The POCSO Amendment Bill introduced by Smriti Irani, Union Minister for Women and Child Development entailing amendments to the POCSO Act 2012 by including death penalty for aggravated sexual assault on children, besides providing strict punishments for other crimes against minors was passed on July 24 in Rajya Sabha. The bill seeks to enhance punishment, including a provision for the death penalty, for committing sexual crimes against children. On August 1, the bill was unanimously passed by the Lower House.
Stringent punishment detailed in the ‘Act’ claims to curb the incidences of child sexual abuse cases and the inhumane mindset of the abusers who have been barbaric in their approach towards young victims.
Under the Act, ‘aggravated penetrative sexual assault’ include cases when a police officer, member of armed forces, or a public servant, commits penetrative sexual intercourse on a child and also cover cases where the offender is a relative of the child or if the assault injures the sexual organs of the child, or the child becomes pregnant, among others.
As per records of the Child Welfare Committee (CWC) in Sikkim, maximum cases of POCSO read with penetrative sexual assault of children that were committed by people known to the victims – such as immediate family relatives, neighbours, boyfriends or others known persons.
The Act increases the minimum punishment from seven to ten years and further adds that if a person commits penetrative assault on a child below the age of 16 years, he will be punishable with imprisonment between 20 years to life, with an added fine.
Although some like Pushpa Mishra, a member of the CWC believes that fear of the death penalty will serve pressure upon children and their families as the trauma and guilt of sending someone they know to the gallow may become a heavy burden.
She adds, “This will also severely impact the reporting of child sexual abuse by children with disabilities if they are being sexually abused by their caregivers because most of the reporting is insisted on by CWC, Childline or suo moto by providing counselling. Victims and their family never come forward to register such cases.”
Some of the reports online state that there has been a rise in crime against children in the country in recent years. It is estimated that 1.6 lakh cases of child abuse are pending in 31 states and Union Territories (UTs).
When it comes to Sikkim, child sexual abuse is no less in numbers. It is as rampant as in other parts of the country. The increasing trend of crimes against children in the recent past from amongst the Northeastern States (as published in article ‘Silent Screams’ by Roshnila Gurung) shows that Sikkim stands third after Assam and Mizoram.
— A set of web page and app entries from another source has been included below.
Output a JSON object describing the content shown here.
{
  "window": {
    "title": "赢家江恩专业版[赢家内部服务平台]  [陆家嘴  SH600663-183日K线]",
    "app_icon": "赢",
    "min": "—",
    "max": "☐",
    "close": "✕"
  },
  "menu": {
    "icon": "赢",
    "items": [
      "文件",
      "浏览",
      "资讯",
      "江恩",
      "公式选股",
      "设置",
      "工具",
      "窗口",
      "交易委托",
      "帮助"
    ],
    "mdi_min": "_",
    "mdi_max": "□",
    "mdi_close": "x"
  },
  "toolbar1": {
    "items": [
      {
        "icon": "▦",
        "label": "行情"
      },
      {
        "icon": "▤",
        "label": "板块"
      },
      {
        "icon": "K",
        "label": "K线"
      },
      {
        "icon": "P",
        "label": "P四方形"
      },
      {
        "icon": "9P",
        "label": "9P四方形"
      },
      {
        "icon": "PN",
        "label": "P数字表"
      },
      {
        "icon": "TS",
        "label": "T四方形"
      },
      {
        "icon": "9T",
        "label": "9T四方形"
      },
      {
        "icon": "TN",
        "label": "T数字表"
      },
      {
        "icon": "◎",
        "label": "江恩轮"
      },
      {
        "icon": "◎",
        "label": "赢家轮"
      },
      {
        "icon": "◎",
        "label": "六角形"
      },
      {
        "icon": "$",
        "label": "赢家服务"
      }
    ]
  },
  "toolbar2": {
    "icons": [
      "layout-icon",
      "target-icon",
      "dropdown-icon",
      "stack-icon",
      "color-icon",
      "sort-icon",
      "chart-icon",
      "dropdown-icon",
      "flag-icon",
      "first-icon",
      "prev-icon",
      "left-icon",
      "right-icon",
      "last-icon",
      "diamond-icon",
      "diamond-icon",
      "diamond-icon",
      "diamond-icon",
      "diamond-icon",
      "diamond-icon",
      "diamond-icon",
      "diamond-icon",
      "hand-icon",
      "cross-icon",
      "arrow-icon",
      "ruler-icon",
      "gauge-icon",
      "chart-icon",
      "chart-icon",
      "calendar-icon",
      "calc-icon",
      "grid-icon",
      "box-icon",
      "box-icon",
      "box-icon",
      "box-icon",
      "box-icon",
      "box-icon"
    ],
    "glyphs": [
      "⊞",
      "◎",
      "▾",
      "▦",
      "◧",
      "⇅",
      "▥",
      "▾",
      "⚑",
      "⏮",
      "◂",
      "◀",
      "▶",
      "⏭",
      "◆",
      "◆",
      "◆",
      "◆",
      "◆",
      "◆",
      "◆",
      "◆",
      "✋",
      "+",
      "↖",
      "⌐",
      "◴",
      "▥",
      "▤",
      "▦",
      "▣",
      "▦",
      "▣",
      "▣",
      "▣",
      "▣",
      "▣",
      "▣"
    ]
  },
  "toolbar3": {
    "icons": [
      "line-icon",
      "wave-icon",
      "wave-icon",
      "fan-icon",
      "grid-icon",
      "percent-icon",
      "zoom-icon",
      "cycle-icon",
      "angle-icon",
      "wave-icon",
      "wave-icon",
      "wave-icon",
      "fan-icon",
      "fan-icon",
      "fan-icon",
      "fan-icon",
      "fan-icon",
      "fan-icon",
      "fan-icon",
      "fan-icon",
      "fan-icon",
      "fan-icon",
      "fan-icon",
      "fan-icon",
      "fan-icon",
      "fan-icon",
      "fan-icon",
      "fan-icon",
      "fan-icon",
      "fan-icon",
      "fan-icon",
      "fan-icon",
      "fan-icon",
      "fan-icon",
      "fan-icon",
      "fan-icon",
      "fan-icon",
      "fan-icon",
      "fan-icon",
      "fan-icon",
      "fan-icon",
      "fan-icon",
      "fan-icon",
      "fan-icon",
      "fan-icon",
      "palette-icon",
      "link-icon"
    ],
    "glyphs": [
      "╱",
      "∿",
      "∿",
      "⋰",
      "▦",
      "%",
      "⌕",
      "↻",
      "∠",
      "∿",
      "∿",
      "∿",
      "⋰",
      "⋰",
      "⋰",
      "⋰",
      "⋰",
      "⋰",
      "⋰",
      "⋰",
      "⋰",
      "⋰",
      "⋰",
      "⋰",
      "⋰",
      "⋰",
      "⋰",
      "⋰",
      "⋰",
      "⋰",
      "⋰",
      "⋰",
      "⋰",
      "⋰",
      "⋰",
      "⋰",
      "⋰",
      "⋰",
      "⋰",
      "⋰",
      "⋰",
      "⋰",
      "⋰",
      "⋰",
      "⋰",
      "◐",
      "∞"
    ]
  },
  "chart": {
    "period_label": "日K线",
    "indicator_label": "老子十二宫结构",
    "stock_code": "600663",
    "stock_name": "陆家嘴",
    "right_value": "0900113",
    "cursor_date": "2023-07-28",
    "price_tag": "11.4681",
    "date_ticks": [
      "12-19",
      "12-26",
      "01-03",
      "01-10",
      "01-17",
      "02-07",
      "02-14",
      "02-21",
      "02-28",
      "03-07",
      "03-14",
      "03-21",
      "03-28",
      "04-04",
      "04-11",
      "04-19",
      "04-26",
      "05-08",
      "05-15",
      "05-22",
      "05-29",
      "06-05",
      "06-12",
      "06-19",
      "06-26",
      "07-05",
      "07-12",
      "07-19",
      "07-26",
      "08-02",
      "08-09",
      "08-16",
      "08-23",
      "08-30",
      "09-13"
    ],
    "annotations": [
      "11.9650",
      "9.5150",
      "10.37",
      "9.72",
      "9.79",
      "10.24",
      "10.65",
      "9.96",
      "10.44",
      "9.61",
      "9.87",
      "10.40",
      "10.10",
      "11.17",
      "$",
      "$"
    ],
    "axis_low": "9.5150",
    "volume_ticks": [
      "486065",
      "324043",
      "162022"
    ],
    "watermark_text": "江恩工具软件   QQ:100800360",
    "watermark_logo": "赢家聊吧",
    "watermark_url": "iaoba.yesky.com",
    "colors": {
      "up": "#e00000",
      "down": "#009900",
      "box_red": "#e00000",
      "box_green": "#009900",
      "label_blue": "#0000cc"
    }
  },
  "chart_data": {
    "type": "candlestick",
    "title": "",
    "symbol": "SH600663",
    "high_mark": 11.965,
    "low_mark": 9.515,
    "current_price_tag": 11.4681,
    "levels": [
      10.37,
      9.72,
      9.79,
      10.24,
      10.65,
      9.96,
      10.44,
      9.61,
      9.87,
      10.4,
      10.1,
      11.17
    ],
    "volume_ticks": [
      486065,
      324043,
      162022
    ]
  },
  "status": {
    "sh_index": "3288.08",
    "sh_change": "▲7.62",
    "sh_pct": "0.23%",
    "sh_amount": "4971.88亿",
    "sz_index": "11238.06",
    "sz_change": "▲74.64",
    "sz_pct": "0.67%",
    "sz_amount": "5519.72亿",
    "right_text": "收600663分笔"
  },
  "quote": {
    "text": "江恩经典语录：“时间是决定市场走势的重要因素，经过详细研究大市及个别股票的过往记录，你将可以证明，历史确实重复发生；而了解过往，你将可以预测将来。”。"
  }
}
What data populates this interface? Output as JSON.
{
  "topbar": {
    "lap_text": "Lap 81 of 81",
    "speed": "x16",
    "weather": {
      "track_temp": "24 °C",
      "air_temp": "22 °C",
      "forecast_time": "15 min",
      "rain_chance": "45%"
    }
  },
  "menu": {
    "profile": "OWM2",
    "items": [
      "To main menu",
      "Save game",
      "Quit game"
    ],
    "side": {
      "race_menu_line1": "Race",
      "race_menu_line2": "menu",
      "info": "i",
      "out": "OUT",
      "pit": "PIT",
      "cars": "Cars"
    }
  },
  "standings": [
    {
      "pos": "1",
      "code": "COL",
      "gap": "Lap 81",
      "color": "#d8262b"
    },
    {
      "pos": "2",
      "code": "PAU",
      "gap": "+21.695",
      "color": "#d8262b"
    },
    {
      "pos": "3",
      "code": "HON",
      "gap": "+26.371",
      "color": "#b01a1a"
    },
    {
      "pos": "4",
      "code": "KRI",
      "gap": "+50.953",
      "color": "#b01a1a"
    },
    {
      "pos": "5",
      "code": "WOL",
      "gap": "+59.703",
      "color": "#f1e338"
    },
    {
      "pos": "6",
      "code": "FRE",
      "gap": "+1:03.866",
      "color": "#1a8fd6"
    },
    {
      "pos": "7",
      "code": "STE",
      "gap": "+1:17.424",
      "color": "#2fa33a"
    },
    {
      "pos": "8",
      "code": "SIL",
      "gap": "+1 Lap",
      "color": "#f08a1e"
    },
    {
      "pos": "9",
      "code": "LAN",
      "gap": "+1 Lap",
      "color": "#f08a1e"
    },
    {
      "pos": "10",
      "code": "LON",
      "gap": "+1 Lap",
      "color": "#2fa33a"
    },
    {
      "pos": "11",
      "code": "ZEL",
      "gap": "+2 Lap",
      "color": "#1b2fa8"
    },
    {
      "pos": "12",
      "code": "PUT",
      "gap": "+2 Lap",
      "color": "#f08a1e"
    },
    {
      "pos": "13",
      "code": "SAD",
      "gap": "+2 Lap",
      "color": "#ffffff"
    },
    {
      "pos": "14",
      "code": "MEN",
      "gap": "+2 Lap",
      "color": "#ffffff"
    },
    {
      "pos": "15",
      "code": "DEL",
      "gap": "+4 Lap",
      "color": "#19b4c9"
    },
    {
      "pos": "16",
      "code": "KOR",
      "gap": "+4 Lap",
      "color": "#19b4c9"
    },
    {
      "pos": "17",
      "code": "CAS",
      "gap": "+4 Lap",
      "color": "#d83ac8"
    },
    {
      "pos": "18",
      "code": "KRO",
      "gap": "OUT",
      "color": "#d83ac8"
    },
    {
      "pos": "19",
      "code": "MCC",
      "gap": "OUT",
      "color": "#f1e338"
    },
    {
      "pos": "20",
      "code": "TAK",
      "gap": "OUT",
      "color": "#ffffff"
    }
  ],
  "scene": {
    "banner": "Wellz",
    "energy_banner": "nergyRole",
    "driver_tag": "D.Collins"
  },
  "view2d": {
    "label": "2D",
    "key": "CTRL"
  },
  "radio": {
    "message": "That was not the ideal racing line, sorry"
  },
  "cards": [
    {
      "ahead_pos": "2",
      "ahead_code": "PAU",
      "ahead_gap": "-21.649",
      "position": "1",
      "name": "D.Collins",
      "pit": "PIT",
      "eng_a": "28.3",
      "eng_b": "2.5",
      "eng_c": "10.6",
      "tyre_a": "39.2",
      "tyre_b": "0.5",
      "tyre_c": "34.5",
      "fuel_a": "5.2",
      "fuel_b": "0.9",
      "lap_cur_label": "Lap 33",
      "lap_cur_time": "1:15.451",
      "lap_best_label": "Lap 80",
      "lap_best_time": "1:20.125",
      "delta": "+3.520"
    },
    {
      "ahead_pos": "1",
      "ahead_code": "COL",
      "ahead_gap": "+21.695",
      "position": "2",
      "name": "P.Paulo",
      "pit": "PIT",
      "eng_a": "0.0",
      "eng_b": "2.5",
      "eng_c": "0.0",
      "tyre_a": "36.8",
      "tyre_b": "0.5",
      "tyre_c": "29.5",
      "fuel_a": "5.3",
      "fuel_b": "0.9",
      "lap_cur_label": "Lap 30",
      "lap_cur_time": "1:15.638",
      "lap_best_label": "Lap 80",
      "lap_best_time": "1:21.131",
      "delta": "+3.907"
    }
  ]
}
“We do need extraordinary measures as stringent as death penalty to deter what has become so rampant and pervasive so that we have a system that leaves no stones unturned to deliver justice to those affected”, says Roshnila Gurung, District Child Protection Officer, south Sikkim, “Retributive justice, especially in cases of aggravated sexual assault is something which is the need of the hour and a strong message through it has to be disseminated to curb the menace that has crippled our society. The impact that sexual abuse has on a child is way beyond what we can comprehend the pain and trauma that follows abuse is not just limited to the physiological body but beyond that.”
The latest National Crime Records Bureau (NCRB) 2016, reveals that there has been a sharp increase in the cases of crime against children in comparison to the data of the previous year (2015) with 82% spike only in cases of sexual abuse. The NCRB shows that while in 2015, 14,913 cases of rape under Sec 376 of IPC and sections 4 and 6 of the POCSO Act 2012 was registered across the country, 2016 saw 19,765 such cases being registered.
The POCSO Amendment Bill will definitely have its impact on the nation and Sikkimese society as well. With the rising number of cases, some may even face the death penalty?
It is now being viewed through several prisms of understanding in Sikkim, but the most underrated issue is of victims being given the space to speak up. Mingma Lhamu Loday, a lawyer who works closely with child rights believes that the problem is not with the laws, but its implementation. “The issue in POCSO matter for a child starts right from the child opening up to close ones, to her recording of the statement in the court. We should be focusing more on victim-friendly environment be it at home, school, police station or the court room”.
Women and Child Development Minister, Smriti Irani said that CBSE schools across the country would have classes that brought to awareness the difference between good and bad touch. This move may be considered a huge step in teaching children about sex education, something that the schools in our country have shied away from.
Another important part of the bill is the stress being put on child pornography, defining it as “visual depiction of sexually explicit conduct involving a child” (video, photos or any digitally created image) and penalisation if the aforementioned leads to aggravated sexual assault. Storage and circulation of such pornographic material is also a severely punishable offence which results in imprisonment from 3 years to life, enhanced with certain offences.
Although a death penalty seems severe, almost draconian some would say, the truth of the situation is that these cases will continue unless the core values of people at large are changed. The most important thing we need to do is safeguard our children by making them aware of these issues and urging them to speak out without fear, making sure we support them every step of the way, without any judgement or prejudice.